**Try it:**
Scan the records for "students". Report each line that includes it.

**Material shown:**

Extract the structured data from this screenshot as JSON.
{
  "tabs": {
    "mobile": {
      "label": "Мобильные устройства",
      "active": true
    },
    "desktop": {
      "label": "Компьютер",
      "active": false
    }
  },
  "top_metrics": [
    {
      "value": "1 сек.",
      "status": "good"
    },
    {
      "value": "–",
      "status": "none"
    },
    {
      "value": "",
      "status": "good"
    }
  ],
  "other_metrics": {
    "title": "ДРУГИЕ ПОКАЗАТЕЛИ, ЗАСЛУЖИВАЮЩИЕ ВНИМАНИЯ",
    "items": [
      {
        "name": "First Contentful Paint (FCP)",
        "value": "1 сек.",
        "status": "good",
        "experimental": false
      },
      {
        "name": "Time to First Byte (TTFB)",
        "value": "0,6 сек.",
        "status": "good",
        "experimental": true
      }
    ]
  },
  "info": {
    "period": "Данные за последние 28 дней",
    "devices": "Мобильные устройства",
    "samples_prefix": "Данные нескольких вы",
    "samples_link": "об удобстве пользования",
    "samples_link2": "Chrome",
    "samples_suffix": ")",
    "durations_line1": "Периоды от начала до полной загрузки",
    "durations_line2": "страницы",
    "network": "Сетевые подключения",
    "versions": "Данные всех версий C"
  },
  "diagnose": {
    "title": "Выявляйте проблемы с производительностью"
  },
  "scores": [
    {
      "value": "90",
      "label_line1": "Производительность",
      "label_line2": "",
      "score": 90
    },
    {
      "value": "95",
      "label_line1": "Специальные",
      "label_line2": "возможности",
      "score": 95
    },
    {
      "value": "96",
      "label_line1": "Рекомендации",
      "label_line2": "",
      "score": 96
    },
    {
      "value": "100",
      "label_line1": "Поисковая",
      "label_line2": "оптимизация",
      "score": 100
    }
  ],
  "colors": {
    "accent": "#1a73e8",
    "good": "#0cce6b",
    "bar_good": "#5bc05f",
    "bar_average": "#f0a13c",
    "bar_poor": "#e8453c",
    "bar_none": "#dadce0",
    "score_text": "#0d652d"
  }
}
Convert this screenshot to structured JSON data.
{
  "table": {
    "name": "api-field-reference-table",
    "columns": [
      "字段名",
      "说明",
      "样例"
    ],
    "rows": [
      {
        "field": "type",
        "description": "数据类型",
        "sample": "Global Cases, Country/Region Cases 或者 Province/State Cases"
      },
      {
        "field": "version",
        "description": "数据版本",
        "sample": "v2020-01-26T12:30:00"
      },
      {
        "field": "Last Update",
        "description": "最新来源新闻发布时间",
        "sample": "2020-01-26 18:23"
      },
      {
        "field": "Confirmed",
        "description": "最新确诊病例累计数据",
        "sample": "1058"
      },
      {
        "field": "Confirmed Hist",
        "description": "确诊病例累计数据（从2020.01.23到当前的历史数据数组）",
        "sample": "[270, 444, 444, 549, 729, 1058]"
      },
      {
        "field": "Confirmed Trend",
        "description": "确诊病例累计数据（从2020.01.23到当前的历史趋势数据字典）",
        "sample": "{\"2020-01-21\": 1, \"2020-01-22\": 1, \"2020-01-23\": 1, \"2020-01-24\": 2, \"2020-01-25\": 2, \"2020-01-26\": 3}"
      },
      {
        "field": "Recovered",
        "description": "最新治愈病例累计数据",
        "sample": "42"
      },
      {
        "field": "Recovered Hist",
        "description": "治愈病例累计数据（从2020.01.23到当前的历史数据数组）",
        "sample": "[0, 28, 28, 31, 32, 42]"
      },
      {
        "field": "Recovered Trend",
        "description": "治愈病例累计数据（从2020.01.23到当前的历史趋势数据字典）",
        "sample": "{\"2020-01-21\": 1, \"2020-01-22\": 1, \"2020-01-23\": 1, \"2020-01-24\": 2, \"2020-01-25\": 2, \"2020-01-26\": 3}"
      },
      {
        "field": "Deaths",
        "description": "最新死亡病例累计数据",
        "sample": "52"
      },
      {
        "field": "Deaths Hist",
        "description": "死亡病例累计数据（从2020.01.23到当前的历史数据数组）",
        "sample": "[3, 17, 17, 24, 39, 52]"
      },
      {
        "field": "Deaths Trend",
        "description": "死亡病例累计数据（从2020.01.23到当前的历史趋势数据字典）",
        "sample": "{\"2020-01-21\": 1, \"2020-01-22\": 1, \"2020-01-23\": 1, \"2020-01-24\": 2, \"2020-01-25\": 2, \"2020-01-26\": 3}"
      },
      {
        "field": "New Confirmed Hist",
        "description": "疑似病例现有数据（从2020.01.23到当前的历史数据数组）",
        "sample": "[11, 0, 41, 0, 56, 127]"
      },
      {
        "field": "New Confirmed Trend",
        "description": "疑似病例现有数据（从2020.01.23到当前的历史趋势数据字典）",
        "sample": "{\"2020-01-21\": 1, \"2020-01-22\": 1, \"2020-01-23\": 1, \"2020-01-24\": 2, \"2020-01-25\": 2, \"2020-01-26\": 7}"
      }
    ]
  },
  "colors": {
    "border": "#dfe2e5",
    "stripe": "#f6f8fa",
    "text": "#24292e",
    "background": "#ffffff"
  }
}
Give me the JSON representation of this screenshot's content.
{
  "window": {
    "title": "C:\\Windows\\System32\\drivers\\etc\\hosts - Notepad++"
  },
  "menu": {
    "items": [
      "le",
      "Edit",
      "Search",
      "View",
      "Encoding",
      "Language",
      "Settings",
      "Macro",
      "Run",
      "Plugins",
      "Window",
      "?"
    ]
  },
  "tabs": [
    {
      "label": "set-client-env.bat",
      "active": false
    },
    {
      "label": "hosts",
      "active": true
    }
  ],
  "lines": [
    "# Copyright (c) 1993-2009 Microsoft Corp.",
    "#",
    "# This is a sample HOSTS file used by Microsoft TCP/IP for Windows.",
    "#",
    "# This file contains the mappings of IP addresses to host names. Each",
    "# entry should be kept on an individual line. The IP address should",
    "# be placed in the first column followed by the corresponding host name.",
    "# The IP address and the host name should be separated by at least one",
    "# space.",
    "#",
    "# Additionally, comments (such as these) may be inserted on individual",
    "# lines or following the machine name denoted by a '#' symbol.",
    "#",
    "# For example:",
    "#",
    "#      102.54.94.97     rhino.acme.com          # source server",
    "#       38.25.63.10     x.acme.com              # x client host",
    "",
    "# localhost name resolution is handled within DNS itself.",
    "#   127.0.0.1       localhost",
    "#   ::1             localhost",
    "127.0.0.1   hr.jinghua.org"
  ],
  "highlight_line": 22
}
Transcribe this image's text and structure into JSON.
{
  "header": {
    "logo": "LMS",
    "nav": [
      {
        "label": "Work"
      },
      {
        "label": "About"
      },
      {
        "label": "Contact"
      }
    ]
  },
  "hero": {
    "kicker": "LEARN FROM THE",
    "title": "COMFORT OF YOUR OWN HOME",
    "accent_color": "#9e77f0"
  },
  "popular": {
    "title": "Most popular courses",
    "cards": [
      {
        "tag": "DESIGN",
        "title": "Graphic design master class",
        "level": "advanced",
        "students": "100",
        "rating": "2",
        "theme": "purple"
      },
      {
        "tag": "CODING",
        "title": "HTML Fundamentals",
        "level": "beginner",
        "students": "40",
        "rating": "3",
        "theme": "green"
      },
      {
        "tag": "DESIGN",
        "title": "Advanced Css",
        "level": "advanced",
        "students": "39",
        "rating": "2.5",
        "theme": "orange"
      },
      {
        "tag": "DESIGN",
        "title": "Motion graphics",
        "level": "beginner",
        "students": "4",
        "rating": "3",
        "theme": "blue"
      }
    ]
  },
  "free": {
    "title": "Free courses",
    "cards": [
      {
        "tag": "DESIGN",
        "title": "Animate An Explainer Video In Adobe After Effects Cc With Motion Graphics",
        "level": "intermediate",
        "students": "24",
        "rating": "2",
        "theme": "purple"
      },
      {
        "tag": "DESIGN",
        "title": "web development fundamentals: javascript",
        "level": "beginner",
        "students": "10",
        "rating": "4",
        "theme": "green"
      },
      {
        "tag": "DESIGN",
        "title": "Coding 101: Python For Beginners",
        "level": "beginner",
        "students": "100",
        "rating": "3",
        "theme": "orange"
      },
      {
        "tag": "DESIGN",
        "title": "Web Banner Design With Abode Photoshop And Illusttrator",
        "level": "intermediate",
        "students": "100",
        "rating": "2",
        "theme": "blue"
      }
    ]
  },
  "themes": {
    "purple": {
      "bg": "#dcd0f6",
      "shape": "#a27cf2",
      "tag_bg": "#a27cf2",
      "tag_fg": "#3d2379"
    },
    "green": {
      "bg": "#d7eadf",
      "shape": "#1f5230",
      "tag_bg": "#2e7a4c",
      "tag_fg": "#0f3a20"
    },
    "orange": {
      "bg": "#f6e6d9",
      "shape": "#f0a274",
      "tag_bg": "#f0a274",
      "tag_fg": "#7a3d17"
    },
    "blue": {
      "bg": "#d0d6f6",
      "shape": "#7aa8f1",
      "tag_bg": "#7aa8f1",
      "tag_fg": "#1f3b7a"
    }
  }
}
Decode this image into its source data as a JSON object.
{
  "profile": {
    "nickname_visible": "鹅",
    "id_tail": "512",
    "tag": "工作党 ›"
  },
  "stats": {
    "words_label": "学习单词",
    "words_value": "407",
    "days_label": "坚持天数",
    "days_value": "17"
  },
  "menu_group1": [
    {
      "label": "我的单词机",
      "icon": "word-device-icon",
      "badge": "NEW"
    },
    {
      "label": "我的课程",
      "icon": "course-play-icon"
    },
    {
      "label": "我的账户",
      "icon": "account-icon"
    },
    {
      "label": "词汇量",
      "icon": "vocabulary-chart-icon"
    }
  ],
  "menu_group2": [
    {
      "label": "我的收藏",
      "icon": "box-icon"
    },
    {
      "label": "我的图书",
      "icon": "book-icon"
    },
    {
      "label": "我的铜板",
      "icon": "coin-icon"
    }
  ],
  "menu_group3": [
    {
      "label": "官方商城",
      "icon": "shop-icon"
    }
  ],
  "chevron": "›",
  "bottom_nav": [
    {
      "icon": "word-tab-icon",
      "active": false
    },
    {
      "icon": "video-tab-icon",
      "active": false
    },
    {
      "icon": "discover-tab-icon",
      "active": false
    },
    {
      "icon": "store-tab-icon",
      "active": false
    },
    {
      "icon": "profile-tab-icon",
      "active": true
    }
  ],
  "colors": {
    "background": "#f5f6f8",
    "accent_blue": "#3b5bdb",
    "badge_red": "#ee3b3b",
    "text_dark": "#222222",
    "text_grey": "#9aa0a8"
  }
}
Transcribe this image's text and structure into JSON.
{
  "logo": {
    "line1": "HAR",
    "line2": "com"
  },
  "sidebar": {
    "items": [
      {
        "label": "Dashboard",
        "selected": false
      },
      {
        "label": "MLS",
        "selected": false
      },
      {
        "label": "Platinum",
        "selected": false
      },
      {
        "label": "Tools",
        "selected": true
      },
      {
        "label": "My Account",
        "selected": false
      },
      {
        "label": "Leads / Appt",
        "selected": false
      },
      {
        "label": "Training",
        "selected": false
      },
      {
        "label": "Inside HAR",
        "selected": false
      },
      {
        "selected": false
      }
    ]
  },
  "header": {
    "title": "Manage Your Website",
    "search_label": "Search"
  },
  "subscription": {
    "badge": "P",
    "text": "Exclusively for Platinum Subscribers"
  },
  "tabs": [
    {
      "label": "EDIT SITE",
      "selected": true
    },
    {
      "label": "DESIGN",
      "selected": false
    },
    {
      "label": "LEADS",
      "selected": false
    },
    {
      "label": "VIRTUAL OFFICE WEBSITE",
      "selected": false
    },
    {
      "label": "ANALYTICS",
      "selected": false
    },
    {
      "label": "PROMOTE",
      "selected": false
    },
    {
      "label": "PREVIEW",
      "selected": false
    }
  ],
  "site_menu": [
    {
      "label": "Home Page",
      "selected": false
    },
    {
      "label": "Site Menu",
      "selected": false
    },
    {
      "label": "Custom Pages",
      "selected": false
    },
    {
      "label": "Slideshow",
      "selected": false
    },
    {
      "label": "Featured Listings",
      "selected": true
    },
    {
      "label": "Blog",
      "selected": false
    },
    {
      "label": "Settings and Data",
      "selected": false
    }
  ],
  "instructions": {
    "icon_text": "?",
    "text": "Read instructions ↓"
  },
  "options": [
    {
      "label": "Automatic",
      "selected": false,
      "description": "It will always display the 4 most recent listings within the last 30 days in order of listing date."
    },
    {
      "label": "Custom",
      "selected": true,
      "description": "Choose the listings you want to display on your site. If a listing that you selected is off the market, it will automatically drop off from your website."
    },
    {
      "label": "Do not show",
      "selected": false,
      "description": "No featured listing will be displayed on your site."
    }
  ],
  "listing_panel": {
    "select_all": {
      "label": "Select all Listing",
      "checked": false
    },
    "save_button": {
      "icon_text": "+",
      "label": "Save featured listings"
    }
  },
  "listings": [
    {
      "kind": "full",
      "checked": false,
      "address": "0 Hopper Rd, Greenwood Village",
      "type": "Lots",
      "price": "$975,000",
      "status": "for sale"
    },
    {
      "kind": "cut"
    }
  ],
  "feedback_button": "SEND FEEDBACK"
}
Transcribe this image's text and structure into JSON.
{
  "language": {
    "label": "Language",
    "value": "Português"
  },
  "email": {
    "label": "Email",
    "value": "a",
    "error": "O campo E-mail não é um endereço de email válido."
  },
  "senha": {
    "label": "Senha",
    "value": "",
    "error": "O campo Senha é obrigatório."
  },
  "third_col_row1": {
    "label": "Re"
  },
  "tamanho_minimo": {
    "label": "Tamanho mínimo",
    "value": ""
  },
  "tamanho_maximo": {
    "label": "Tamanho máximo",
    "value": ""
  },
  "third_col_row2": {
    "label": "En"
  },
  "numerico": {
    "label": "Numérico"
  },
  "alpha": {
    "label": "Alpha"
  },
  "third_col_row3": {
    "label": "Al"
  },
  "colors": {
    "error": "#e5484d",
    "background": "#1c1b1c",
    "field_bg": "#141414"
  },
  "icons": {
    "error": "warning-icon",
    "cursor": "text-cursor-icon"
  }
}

**Solution for this problem:**
        "students": "100",
        "students": "40",
        "students": "39",
        "students": "4",
        "students": "24",
        "students": "10",
        "students": "100",
        "students": "100",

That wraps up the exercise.